Unlike some other states, Virginia has a 3-level “class” system for contractors, based – in general – on contract value: $10,000 or less = Class C; $10,000 or more up to $120,000 = Class B; and more than $120,000 = Class A (similar to an “unlimited” license in some other jurisdictions). Not only are there civil penalties for being unlicensed, but it is also a crime. There are certain exceptions, but rarely would they apply to a commercial project.
Besides being a crime, from a practical standpoint, non-licensure can also affect entitlement to payment. Non-licensure was previously judicially held as a total bar to payment in Virginia (and still is in North Carolina), but a key statute was revised to allow non-licensure as a defense to payment (but not the rest of the code requirements) if, even if not licensed, the contractor: 1) substantially performed with the contract terms; 2) in good faith; and 3) without actual knowledge of the licensure requirements.
It is always important to determine whether your contractor is licensed.

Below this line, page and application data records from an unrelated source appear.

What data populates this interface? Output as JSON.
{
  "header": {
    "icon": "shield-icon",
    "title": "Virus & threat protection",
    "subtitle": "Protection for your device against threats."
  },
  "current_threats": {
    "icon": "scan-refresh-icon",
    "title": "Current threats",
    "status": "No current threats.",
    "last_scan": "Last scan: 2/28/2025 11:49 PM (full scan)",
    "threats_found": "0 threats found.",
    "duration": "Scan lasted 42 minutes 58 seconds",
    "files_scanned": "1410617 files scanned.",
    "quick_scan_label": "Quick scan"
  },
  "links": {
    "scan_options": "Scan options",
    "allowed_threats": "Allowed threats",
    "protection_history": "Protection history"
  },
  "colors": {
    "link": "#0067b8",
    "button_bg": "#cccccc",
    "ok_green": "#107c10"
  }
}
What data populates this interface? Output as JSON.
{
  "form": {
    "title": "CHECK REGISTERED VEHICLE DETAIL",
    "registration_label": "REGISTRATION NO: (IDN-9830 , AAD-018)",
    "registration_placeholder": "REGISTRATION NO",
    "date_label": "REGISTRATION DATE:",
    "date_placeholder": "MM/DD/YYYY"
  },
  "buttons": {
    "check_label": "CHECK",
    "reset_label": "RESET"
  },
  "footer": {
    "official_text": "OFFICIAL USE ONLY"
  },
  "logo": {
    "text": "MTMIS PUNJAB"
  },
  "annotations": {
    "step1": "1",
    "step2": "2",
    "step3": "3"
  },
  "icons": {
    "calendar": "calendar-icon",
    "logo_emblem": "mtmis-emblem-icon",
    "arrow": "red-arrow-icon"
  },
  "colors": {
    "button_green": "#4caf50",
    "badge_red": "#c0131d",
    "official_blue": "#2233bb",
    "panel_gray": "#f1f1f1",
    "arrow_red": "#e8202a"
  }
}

There are sound practical reason for licensure, and while a license alone does not insure good workmanship, it is at least an indicator that the contractor has had requisite training and is not “fly by night.”
Conversely, if you are a contractor, it is important be be licensed. Not only is there the practical issue of entitlement to payment for your work, but non-licensure also establishes the basis for civil penalty, and criminal prosecution.
More information about Virginia’s licensure requirements is available at the Virginia Board for Contractor website.
License holders can be looked up on line at the Virginia Department of Professional and Occupational Regulation.